5. Throughout the novel, Reggie is described as a good and decent man. At the end of the novel, he seems clearly to have forgiven Ella for her infidelity, even though they don’t speak of it. Do you respect Reggie for this decision? Why or why not?
6. Ella says, “As the wife of an MP she would be able to do something positive, influence his policies. She could leave a dent in the world that said Ella Sandford was here.” Do you think that Ella and Dodie have made their mark on the world by the end of the novel?
7. What purpose does Mama Keel’s character serve in the story? What does her presence say about the island, its culture and its people?
8. When we first see Ella, she is helping Reggie with his cufflinks while wearing an evening gown, seemingly happy with her lifestyle. By the end of the novel she has thrown herself into an affair with Dan and is more outspoken in her search for truth about what happened to Morrell. Is there one particular moment, or character, in the story who you think first sparks this change in Ella?
9. Do die calls Morrell a “killer” in front of Flynn, which naturally would extend to Flynn as well. Yet Dodie has relatively few reservations about Flynn and dives headfirst into a relationship with him. Why do you think she is so trusting of this man?
10. Why do you think Dodie and Ella are so protective of each other?

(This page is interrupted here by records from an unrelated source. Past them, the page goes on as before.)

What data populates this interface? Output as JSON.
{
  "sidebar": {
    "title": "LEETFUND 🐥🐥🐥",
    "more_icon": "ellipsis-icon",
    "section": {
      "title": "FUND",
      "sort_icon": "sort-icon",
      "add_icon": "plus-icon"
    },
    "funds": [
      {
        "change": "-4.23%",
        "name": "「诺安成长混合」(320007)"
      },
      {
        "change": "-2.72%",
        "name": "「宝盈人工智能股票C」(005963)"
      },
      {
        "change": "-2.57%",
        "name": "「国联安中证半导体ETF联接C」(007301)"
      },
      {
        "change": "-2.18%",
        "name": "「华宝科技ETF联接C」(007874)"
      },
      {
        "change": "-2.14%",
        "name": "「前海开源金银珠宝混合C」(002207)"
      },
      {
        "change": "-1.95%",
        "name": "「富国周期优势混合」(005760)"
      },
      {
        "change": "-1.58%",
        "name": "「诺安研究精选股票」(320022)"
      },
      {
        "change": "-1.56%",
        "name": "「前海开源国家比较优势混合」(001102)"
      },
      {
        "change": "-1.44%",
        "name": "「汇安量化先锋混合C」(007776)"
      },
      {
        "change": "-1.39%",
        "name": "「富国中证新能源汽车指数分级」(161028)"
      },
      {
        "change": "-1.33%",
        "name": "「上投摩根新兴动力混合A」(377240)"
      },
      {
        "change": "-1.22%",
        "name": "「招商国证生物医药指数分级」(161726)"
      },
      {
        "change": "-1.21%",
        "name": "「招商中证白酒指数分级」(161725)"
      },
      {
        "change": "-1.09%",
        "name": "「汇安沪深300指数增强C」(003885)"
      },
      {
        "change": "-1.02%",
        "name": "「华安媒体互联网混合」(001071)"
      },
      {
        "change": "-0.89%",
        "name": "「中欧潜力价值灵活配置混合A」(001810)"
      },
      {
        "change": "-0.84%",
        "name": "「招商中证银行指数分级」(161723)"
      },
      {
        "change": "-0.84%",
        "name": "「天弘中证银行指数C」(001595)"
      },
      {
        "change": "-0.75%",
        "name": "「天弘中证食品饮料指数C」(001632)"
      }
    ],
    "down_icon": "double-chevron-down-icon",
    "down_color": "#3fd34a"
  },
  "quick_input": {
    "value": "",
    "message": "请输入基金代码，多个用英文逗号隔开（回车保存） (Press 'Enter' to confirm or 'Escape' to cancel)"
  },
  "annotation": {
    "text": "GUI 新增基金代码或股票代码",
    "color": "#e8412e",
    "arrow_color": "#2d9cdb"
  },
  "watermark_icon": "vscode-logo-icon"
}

Is it simply because they are both women, or are there other reasons that they form such a strong bond?